4 Tech Investments Your Small Business Should Make Now (And 4 That Can Wait)

We live in the golden age of tech and, to some extent, the golden age of entrepreneurship. Not only is it easier than ever to start a business, but there are countless SaaS (software-as-a-service) tools out there to help us in the process. However, when you’re beginning, it’s important to distinguish between the must-haves and the nice-to-haves. In this article, we will go over four tech investments from each category.

The Must Haves

Data Loss Prevention

Small companies are more vulnerable to data breaches and have more to lose if they happen. There are specialized services you can buy to protect yourself, but there are also standard business software packages that have data loss protection features embedded in them. For example, Office 365 allows you to set customized DLP rules and still have access to the Office Suite. Despite the data security offered by Office 365, you still need to remain consistent and vigilant against potential threats.

Reliable Website Hosting

Your website will often be the first impression a consumer has of your business. It has to look attractive, run well, and load quickly, which is why you need to invest in the best possible website hosting service. Online guides can help you choose, outlining the critical criteria like server reliability, upgrade options, e-commerce features, and even environmental friendliness.

Accounting

Small businesses don’t tend to have the budget to pay for an accountant, and entrepreneurs rarely have the time to deal with the constant, small tasks necessary to proper bookkeeping. Because of this, is where accounting software comes in. It can automate repetitive tasks, save costs on invoicing, help you manage your margins, and make it easier for you to chase up payments.

Customer Relationship Management

A Customer Relationship Management (CRM) tool collects all the data you have about your customers, prospects, and vendors in one place, helping you draw vital insights and tailor your marketing and sales efforts more effectively. While not strictly necessary to a small business, it does pay off - specifically, $8.71 for each dollar spent.

The Nice But Not Urgent

Modern Customer Service Solutions

In a trend that will surprise no one, we are seeing a rise in forms of customer service that skip human interaction. In a 2019 survey, 54% of respondents claimed they would always use a chatbot instead of talking to a human when given a choice.

While it may be that chatbots are the future, it isn’t necessary to invest in these right away. If you want to modernize your customer interactions, consider using social media like Twitter as your central platform - another big trend in customer service.

Workflow Management

Workflow management software helps companies optimize how their teams work together and help projects run smoothly. It’s an attractive proposition, but it could be overkill for a small team working on simple projects. As your workflow becomes more involved, you can start looking at the available options, which cost between $9 and $13 per person, per month, at the mid-range level.

Mobile Apps

It’s easy to feel like everyone has an app, so you should have an app as well. However, small businesses need to ask themselves if they have anything to gain from a mobile app. According to Entrepreneur, you should start by asking yourself some key questions, like whether your competitors have apps or whether an app can solve a customer problem.

Employee Monitoring

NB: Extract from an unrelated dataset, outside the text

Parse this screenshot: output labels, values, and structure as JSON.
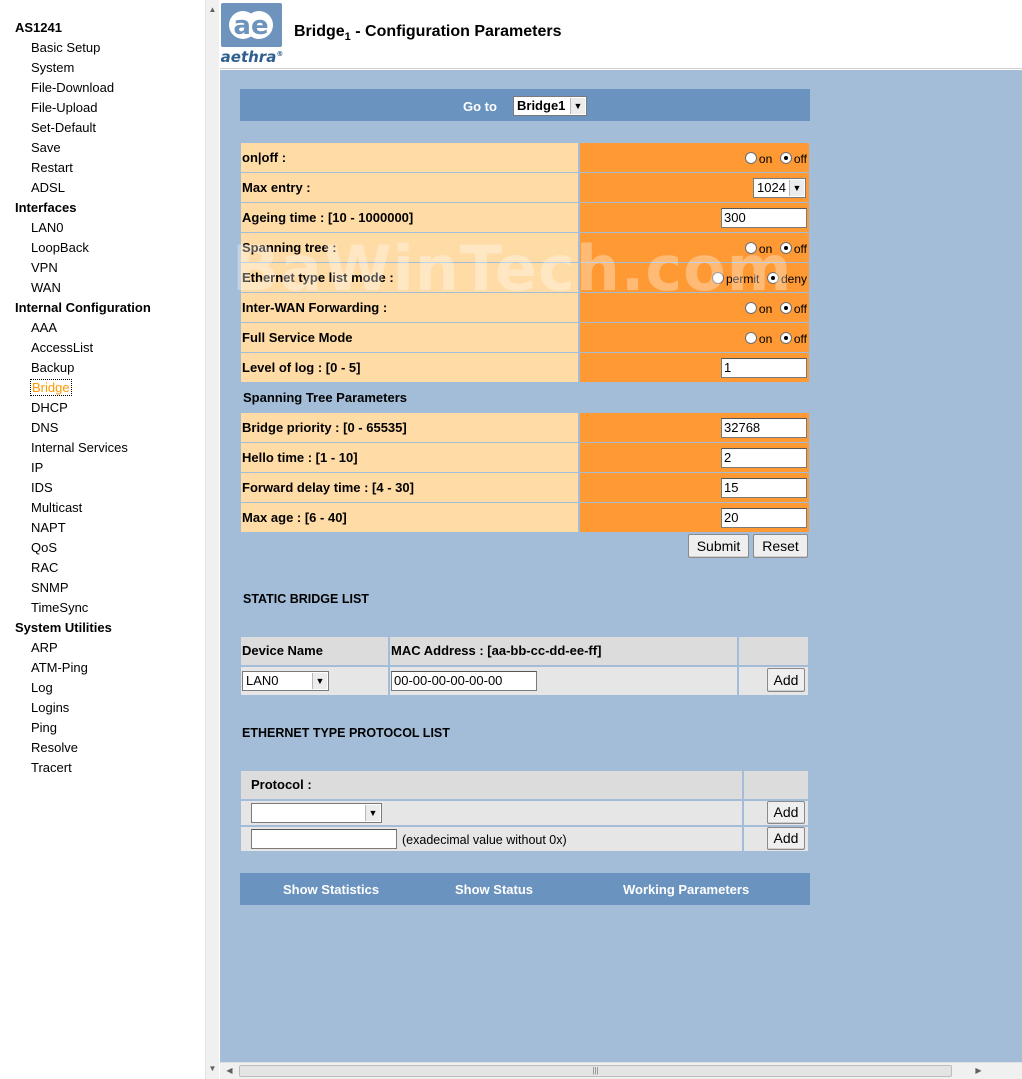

As remote working and freelancing are becoming more common, many managers feel like they need to maximize the efficiency of their staff. Employee monitoring can be a very effective way to achieve this, but there are definite downsides to consider. Your team may resent feeling watched, leading to high turnover and low morale. Preemptive monitoring can breed an atmosphere of distrust, so it usually makes sense to wait until you see issues arise.

Small businesses nowadays have access to so many tech resources that it can be hard to pinpoint which ones they need, especially when starting. While most tech can be helpful, only a few types of tech are necessary. Remember: You can always add more tech as the business grows, but you won’t get far if you overload your budget with additional investments.

This article was contributed by Gloria Martinez of WomenLed.org.